As a scheduled adjournment approaches, the inner workings of a State Legislature changes dramatically. The budget is always at center stage, and legislators carrying bills are frantically competing with each other for hearings in committee, special joint committees, and floor votes. Favors are traded, friends rewarded, and enemies punished. If you’re the chair of a major committee, or otherwise in leadership, you’re in the catbird seat. As the deadline approaches, power becomes more and more concentrated, so that, in the end, it may take some phone calls between the Speaker and Senate President to sort out what passes, and what doesn’t. That’s the final cut.
The BBA Task Force’s very own Rep. Yvette Herrell is leading our fight against rescission in New Mexico. She’s in the Minority now, so she has very little power. But what she does have is her reputation and her power to persuade. She’s an attractive, well spoken woman, who is passionate about saving her country.
There are Democrats in New Mexico who don’t worship at the temple of George Soros. They are our best hope. Adjournment is scheduled for a week from tomorrow, and activity in the Capitol goes on until late in the evenings. This is the atmosphere where it’s far easier to kill a bill than pass one. There are a variety of procedural and other gambits which Yvette has at her disposal, and her prospects for success are hopeful. If we can save New Mexico, it’s the same as passing a new State.
In Maryland Tom Llewellyn is marshaling our forces to stop a rescission Resolution, and he is making some progress. Maryland won’t adjourn until two months from now, and until it does we have to watch this legislature carefully. But there is hope.
On the positive side is Arizona, where a floor vote could occur next week, and the vote count of Loren Enns and uber-lobbyist Constantin Querard show a narrow win. It’s not over til it’s over, but this vote looks solid.
Wisconsin State Senator Chris Kapenga has our Resolution up in committee next week, and has indicated he would appreciate the presence of the Task Force’s Dave Guldenschuh. Gary Banz of Oklahoma has been our only contact with Kapenga, and it would be very helpful if Guldenschuh and Kapemga can work together.. Tom Llewellyn reports that the vote count in the Senate still looks good, and the House has never been a problem. There’s really no reason in the world we can’t get Wisconsin, and soon. If there’s one thing the State Legislature of Wisconsin has shown in the last five years: when they want to move a bill, it moves. Kapenga is an extremely capable legislator. I just hope he moves it quickly.
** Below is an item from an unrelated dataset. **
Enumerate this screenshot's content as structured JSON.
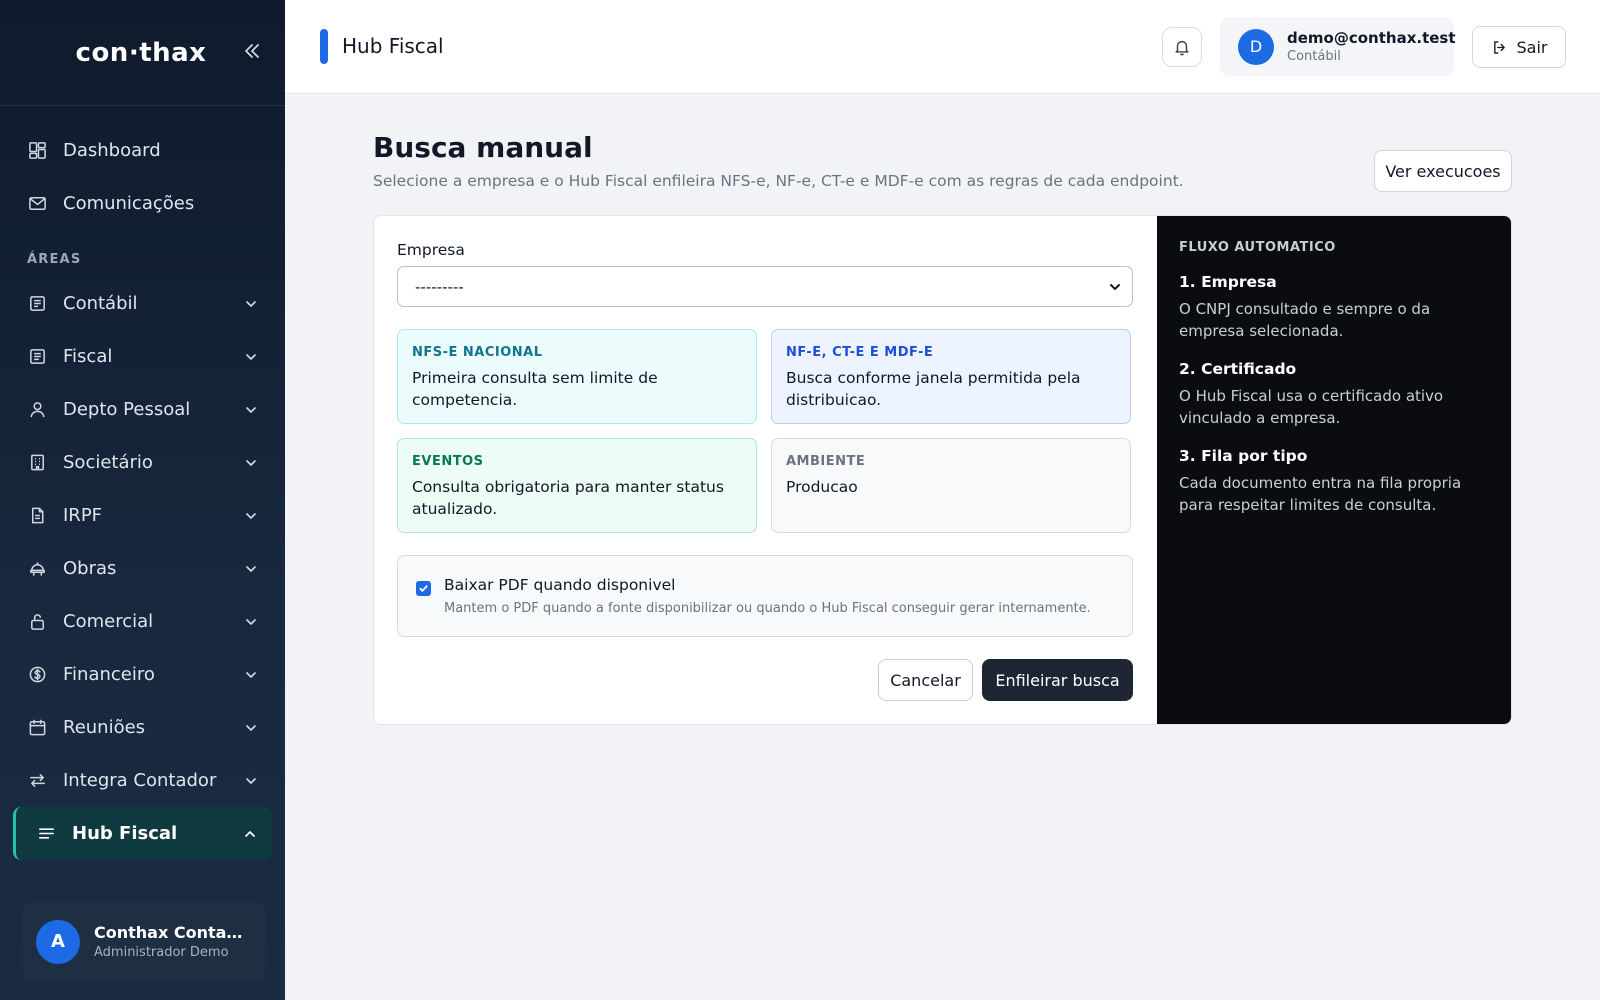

In South Carolina the clouds have given way to a sunny day. A lobbyist retained by Lew Uhler and Dave and Suzie Biddulph has secured the backing of our best hope in the State Senate, and in the South Carolina Legislature.
So, there’s the math. Arizona, 30. Wisconsin, 31. South Carolina, 32. We’re live in Minnesota and Kentucky, so 34 is technically in reach this year. Stranger things have happened. But more likely is that we’ll need the BBA Planning Convention to put us over the top in 2018. At the moment, the location of this, the first Convention of States since 1861, is uncertain. But what is certain is that it will happen.
[First published at Reagan Project https://reaganproject.com/]